Peter Pitts is President and co-founder of the Center for Medicine in the Public Interest. Prior to founding CMPI, Pitts was a Senior Fellow for healthcare studies at the Pacific Research Institute.
From 2002-2004 Peter was FDA’s Associate Commissioner for External Relations, serving as senior communications and policy adviser to the Commissioner. He supervised FDA's Office of Public Affairs, Office of the Ombudsman, Office of Special Health Issues, Office of Executive Secretariat, and Advisory Committee Oversight and Management. He served on the agency’s obesity working group and counterfeit drug taskforce.
His book, Become Strategic or Die, is widely recognized as a cutting edge study of how leadership, in order to be successful over the long term, must be combined with strategic vision and ethical practice. He is the editor of the new book, Coincidence or Crisis, a discussion of global prescription medicine counterfeiting.
He has served as an adjunct professor at Indiana University’s School of Public and Environmental Affairs and Butler University.
Mr. Pitts also currently serves as a Visiting Professor at University of Paris School of Medicine.
Dr. Robert Goldberg
Robert Goldberg is co-founder and vice president of the Center for Medicine in the Public Interest. (CMPI) Along with Peter Pitts, Dr. Goldberg hosts the popular and controversial blog on the pharmaceutical industry and healthcare, www.drugwonks.com.

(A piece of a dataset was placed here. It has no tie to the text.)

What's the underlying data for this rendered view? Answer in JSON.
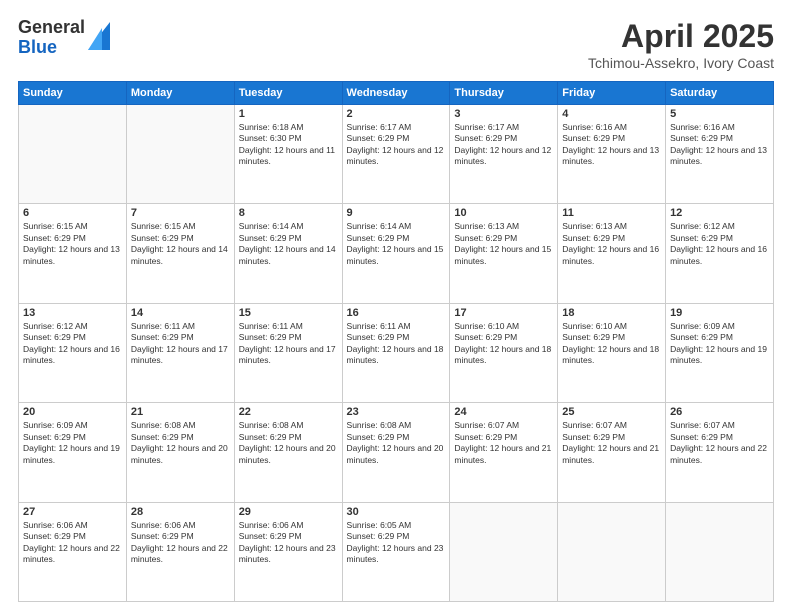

Prior to founding CMPI, Goldberg was Director of the Manhattan Institute’s Center for Medical Progress and Chairman of its 21st Century FDA Task Force that examined the impact of the FDA’s Critical Path Initiative on drug development and personalized medicine.
He has written for The Wall Street Journal, The Washington Post, the Los Angeles Times, National Review Online, The Chicago Tribune, The Philadelphia Inquirer, The New York Sun and writes regularly for The American Spectator (where he broke the story about Obama Medicare director Donald Berwick’s admiration for Britain’s National Health Service); the New York Post and The Weekly Standard. He is an expert on Medicare reform, comparative effectiveness and FDA’s Critical Path Initiative and the author of many papers including, "Insta-Americans: The Empowered (and Imperiled) Health Care Consumer in the Age of Internet Medicine," and with John Vernon, "Alzheimer's Disease and Cost-effectiveness Analyses: Ensuring Good Value for Money?" and “Economic Evaluation and Comparative-Effectiveness Thresholds: Signals to Firms and Implications for R&D Investment and Innovation.” He is also author of the forthcoming book, “Tabloid Medicine: How the Internet is Being Used To Hijack Medical Science For Fear and Profit.” (Kaplan, December 2010).